On September 1, Culture24, a UK-based cultural consultancy, hosted “Reflections on Digital Leadership for Heritage,” a seminar discussing how heritage organizations can lead with digital. As museums find themselves navigating an increasingly digital environment, the session offered guidance on what digital entails for organizations internally, from building a digitally confident team to bolstering digital capabilities.

The seminar is also part of a larger Culture24 program, Leading the Sector, which provided 16 heritage organization leaders with digital leadership courses between April 2020 and May 2021. Here, we’ve rounded up four critical takeaways from the latest session.

Increasing digital literacy

Devising a digital strategy isn’t enough; heritage institutions need teams that understand technology and digital work. That means hiring people in specialized fields — whether social media strategists, DAM specialists, or senior engineering teams with expertise in cultural sectors — that can help boost the digital literacy of the wider organization.

The key, said Dr Giovanna Vitelli, Head of Collections and Curatorial at Hunterian University of Glasgow, is to “bring in as much as possible, formally and informally, from the bigger world of digital into the conversations that are happening.”

Understanding why you’re going digital

digital leadership

The Hunterian Museum’s 2018 – 2020 digital strategy encompassed projects from building out a robust content management system to implementing digital interpretive tools in its galleries. Image: The Hunterian

Don’t adopt technology or digital practices for the sake of novelty. Instead, understand why your organization may benefit from digitization. Will such a digital pivot benefit your organization’s curatorial departments, press teams, or HR? With this understanding, cultural organizations can better tailor their digital strategies to fit their internal needs. 

“Digital leadership is to focus on the why,” said Christine Luxton, Chief Executive of Suffolk Wildlife Trust, emphasizing the need to understand the “difference [digital] will make at the organizational, and [the] difference it will make to staff so that we will then embrace digital change.”

Leveraging remote working 

Remote work has become the new normal for many industries, including the arts and culture sector. While it may pose challenges, remote work does open one critical advantage: everyone can be reached digitally. In an era of digital connections, museum workers can reach other heritage professionals who, before the pandemic, may have spent more time onsite than online. 

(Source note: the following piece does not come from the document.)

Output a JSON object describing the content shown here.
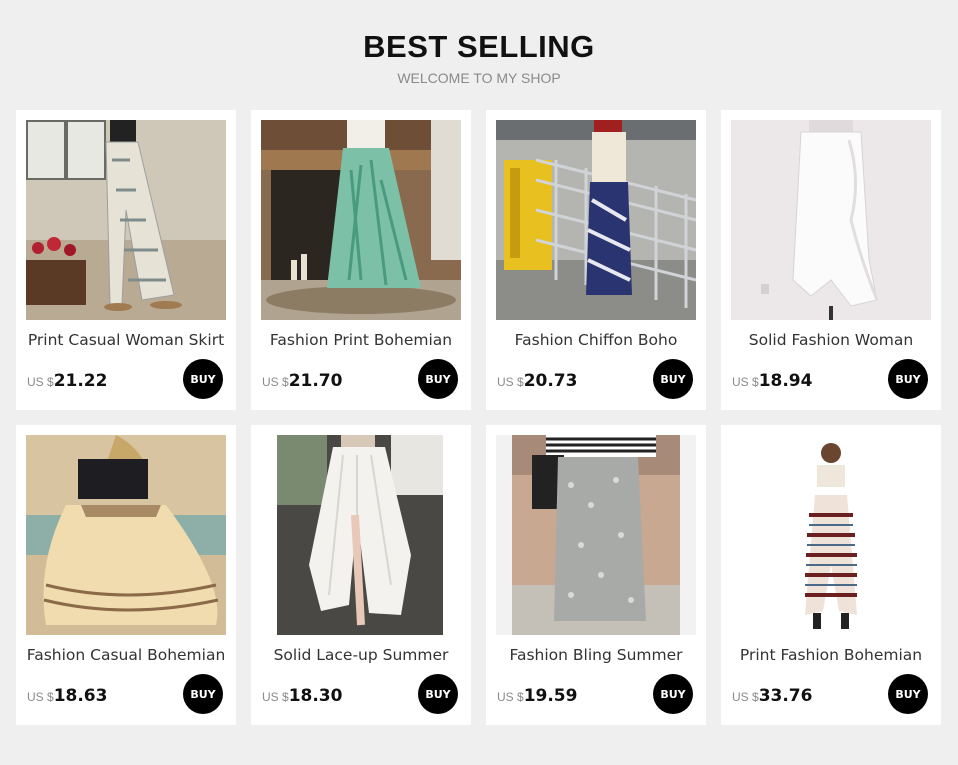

As an example, Professor Ross Parry from University of Leicester’s School of Museum Studies pointed to the seminar itself as “an example of the brilliance of partnerships, having cultural organizations sharing peer-to-peer mentoring, involving universities, consultants, and companies, support agencies and professional bodies.”

Building inclusivity into the digital realm

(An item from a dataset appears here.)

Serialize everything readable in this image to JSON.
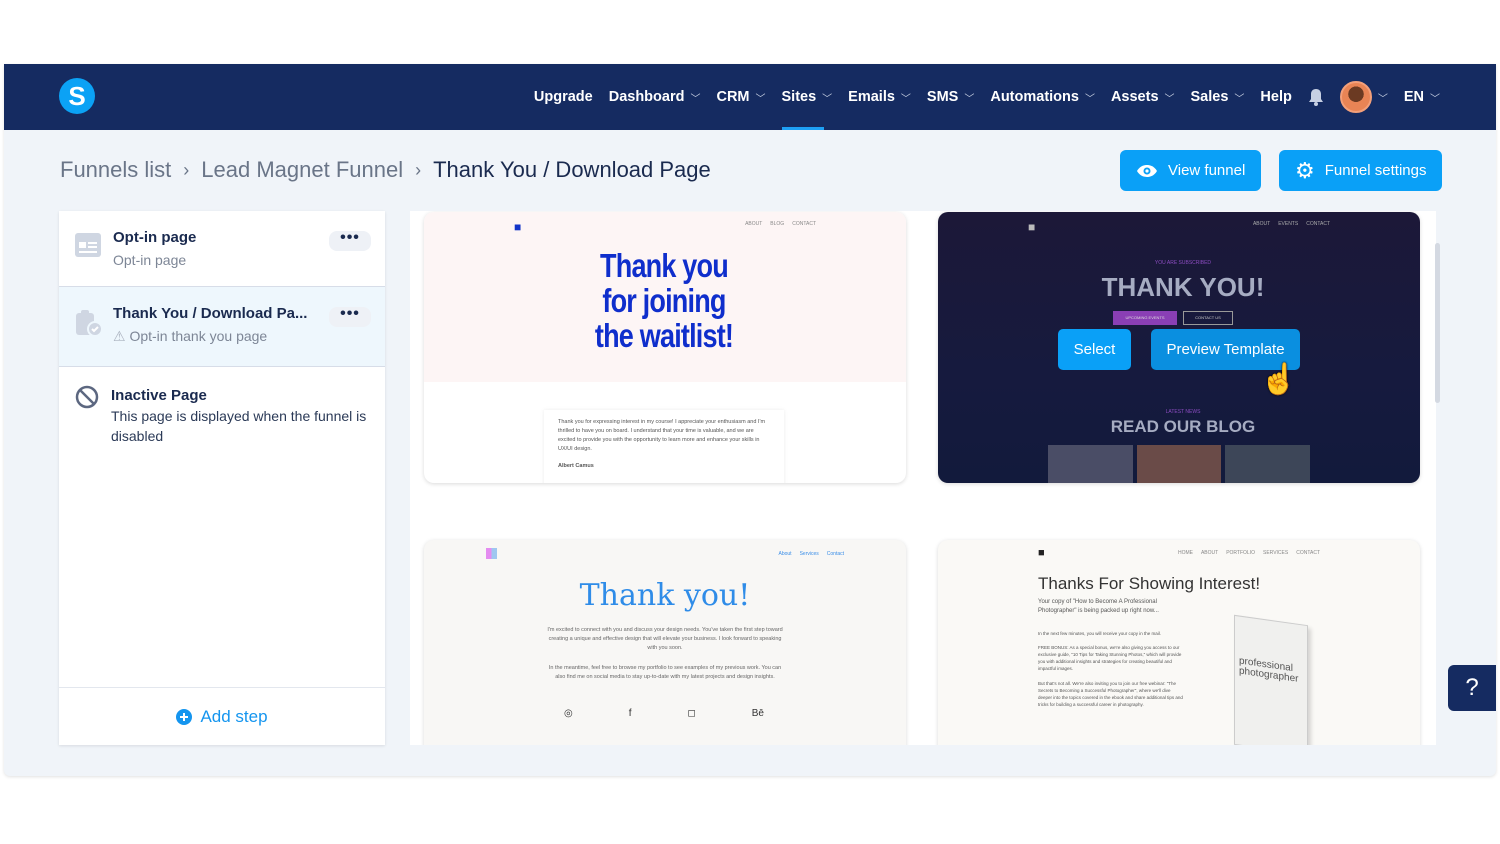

That the digital environment grants both cultural organizations and its visitors increased accessibility is no surprise. While a heritage venue may be intimidating in person, its virtual environment might prove to be more approachable. “There and lots of people who don’t feel confident or comfortable in some heritage settings but are very, very comfortable and confident online,” noted the National Lottery Heritage Fund’s Josie Fraser.

But with accessibility should also come inclusivity. As cultural institutions engage positively in the broader social dialogue surrounding gender, race, and identity, their digital initiatives should also encompass as wide a spectrum of visitor demographics. “Helping people who don’t necessarily see that heritage is for them, or don’t necessarily understand the huge benefits that heritage has,” said Fraser, should be an essential function of any digital initiative.


Jing Culture & Commerce